Apply Your Experiences of the Past Year to Chart Your Future Course
By Peter Lyle DeHaan, PhD
Throughout my career, at both the businesses I’ve managed and the ones I’ve owned, I’ve sought incremental improvements, making small ongoing tweaks on a regular basis. By fine-tuning processes and paradigms over time, I made the operation better without subjecting employees to deal with substantial change.
Yet there are times that require significant correction. As an industry, we are at one of those crossroads. Here are four areas that warrant strategic contemplation.
Since its inception, nearly a century ago, the telephone answering service industry has operated out of a singular location. Although the concept of remote operator has been an option since the late 80s, only within the past decade has the promise of a distributed workforce become a viable consideration.
With few exceptions, answering service owners and managers hold a firm perspective on which setting—centrally located or geographically dispersed—is the best. Most, understandably, prefer a centralized workforce.

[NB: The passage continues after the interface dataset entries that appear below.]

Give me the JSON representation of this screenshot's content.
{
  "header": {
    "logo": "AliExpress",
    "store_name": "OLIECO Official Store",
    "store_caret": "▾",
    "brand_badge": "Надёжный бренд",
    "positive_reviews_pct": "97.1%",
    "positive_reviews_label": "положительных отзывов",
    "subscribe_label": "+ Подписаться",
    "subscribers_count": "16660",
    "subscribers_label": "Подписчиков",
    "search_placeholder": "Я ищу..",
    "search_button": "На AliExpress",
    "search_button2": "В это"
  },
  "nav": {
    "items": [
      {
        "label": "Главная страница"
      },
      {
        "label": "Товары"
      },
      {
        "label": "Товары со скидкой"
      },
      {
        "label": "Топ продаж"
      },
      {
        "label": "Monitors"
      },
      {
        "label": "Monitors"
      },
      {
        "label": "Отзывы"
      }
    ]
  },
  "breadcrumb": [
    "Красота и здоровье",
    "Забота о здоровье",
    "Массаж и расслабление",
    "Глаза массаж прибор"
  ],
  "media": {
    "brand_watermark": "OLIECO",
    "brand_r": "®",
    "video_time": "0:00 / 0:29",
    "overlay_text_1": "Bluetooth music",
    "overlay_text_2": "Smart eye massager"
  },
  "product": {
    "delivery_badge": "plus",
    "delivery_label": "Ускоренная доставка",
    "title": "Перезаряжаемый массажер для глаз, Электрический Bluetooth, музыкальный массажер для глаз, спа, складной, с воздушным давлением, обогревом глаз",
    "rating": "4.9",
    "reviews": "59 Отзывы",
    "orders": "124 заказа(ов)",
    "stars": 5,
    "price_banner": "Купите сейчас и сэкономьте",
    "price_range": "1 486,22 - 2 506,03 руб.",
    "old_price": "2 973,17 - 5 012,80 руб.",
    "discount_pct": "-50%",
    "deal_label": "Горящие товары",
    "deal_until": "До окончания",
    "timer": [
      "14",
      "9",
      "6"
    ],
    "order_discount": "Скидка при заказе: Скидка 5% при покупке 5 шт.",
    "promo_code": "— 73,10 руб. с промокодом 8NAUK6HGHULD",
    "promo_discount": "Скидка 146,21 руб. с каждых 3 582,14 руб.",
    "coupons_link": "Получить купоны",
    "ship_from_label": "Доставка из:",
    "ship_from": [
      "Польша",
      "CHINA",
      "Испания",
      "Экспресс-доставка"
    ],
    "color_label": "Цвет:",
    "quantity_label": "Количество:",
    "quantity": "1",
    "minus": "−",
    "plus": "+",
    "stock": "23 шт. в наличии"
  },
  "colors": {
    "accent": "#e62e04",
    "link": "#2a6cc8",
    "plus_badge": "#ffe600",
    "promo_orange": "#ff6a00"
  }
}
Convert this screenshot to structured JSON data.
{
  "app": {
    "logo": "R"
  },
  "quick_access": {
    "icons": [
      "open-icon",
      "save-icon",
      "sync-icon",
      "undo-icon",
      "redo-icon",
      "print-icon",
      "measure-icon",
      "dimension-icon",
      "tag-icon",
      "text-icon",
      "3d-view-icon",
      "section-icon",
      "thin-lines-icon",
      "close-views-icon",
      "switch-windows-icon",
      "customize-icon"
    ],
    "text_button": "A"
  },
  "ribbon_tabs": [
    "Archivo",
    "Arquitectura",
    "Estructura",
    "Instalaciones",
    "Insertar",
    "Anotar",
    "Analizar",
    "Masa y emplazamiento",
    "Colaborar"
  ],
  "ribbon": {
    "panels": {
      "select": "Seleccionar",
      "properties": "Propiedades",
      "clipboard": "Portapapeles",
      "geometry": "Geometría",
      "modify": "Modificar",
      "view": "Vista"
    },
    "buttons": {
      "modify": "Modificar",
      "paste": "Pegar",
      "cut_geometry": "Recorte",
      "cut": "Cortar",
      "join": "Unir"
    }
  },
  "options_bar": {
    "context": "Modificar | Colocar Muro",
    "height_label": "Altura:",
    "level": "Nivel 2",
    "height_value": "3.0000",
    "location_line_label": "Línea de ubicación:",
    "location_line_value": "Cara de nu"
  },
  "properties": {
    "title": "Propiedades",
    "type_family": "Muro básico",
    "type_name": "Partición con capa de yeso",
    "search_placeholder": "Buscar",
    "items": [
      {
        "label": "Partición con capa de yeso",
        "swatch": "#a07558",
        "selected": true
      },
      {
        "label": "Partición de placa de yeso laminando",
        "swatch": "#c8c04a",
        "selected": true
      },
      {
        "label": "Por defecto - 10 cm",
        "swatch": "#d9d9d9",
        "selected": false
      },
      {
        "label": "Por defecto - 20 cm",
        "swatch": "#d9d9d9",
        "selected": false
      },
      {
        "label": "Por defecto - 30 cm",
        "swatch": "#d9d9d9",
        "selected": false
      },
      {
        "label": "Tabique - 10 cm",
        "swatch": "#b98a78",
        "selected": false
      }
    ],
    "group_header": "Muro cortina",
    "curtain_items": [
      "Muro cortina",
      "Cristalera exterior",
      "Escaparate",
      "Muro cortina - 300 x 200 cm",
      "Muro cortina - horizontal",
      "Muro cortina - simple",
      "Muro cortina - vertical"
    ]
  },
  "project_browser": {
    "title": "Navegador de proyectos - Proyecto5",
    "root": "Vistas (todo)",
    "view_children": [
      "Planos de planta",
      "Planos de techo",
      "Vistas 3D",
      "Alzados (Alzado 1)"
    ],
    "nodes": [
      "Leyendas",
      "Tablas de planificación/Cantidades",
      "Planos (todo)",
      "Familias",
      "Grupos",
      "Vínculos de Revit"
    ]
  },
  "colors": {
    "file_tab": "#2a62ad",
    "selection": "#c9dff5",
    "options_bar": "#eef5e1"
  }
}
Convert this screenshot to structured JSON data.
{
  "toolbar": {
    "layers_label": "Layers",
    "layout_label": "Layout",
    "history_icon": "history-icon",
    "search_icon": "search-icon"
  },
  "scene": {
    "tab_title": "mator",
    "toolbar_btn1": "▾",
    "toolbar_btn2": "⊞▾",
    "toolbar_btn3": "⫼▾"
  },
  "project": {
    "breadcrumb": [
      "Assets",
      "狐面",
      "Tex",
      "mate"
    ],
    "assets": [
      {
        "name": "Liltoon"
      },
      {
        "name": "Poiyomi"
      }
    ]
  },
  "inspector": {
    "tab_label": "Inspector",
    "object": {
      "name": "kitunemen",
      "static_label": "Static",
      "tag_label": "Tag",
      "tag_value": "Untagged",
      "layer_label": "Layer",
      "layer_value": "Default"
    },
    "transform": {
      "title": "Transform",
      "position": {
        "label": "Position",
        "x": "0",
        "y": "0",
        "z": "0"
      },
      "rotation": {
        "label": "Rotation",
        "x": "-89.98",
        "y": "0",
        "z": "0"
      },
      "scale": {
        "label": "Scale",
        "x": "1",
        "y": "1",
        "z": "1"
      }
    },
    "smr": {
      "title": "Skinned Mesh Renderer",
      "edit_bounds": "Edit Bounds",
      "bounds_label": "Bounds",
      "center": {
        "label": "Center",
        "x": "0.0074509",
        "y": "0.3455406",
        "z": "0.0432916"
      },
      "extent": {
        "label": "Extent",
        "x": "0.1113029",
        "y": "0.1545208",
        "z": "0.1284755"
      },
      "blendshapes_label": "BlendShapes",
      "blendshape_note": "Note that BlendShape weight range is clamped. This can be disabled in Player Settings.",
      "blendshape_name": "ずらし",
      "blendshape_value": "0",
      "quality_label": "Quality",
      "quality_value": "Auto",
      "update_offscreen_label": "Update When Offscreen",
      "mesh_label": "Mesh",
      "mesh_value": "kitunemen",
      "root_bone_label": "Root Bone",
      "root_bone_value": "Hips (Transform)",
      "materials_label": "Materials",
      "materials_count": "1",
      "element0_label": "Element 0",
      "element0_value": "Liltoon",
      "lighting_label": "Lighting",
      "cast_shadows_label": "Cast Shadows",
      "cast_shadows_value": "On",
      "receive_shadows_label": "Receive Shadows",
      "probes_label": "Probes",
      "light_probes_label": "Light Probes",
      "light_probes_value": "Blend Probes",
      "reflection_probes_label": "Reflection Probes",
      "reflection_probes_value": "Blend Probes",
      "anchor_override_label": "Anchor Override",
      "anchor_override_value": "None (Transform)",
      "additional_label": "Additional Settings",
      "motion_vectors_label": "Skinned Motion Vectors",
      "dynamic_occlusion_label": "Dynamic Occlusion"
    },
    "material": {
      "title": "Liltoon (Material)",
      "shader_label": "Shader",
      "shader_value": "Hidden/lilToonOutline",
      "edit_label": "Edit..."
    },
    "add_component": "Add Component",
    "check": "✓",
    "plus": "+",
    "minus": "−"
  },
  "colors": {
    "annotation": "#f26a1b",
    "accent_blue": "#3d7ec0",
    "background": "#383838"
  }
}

Now, however, is an ideal time to push aside this proven, preferred way of doing business to at least consider the alternative. This distributed model can work out of dispersed offices, from employ’s homes, or a combination of both. The centralized location, and all its associated cost, can become relegated to history.
For the past decade or so, answering services have had two platform configurations to choose from: on premise or offsite, also known as SaaS (software as a service). Both have their advantages, as well as their drawbacks. There is no one universally right answer, but there is a right answer for your service and what you want to accomplish.
Take a serious look at the strengths and weaknesses of your current platform configuration. Contrast this to the opposite situation and see which one is the better strategic move for the long-term. Consider stability, flexibility, cost, and future potential. There is much to contemplate.
Relating to location and platform type is the staffing paradigm you want to pursue. Many managers desire to see their staff at work each day, or at least be able to work some of their shifts at the main answering service location. This requires all employees to live within driving distance of the service.
This requirement, however, limits your labor pool. What if agents could do all their work remotely? What if you could fully train them at a distance? Then your potential labor pool expands geographically, as well as allowing you to consider nontraditional workers, such as the homebound but otherwise qualified employee.
Make no mistake, it’s hard for most to manage a distributed workforce. What worked well in person seldom translates to a dispersed team working from multiple locations. This may be the hardest transition of the four to make. It requires learning, implementing, and mastering the ability to manage from a distance. Most will find it challenging, but it may prove a necessary pursuit.
The last year has given us significant glimpses or actual experience that touches on each of these four areas. With this as the historical background and an unknown future ahead, now is the time to think strategically and make these wide-ranging, future-facilitating changes to your telephone answering service.
Prepare now to better deal with whatever the future throws at us. Regardless of what happens tomorrow, you’ll be glad you planned for it today.
Learn more in Peter Lyle DeHaan’s book, How to Start a Telephone Answering Service.
Peter Lyle DeHaan, PhD, is the publisher and editor-in-chief of TAS Trader, covering the telephone answering service industry. Check out his books How to Start a Telephone Answering Service and Sticky Customer Service.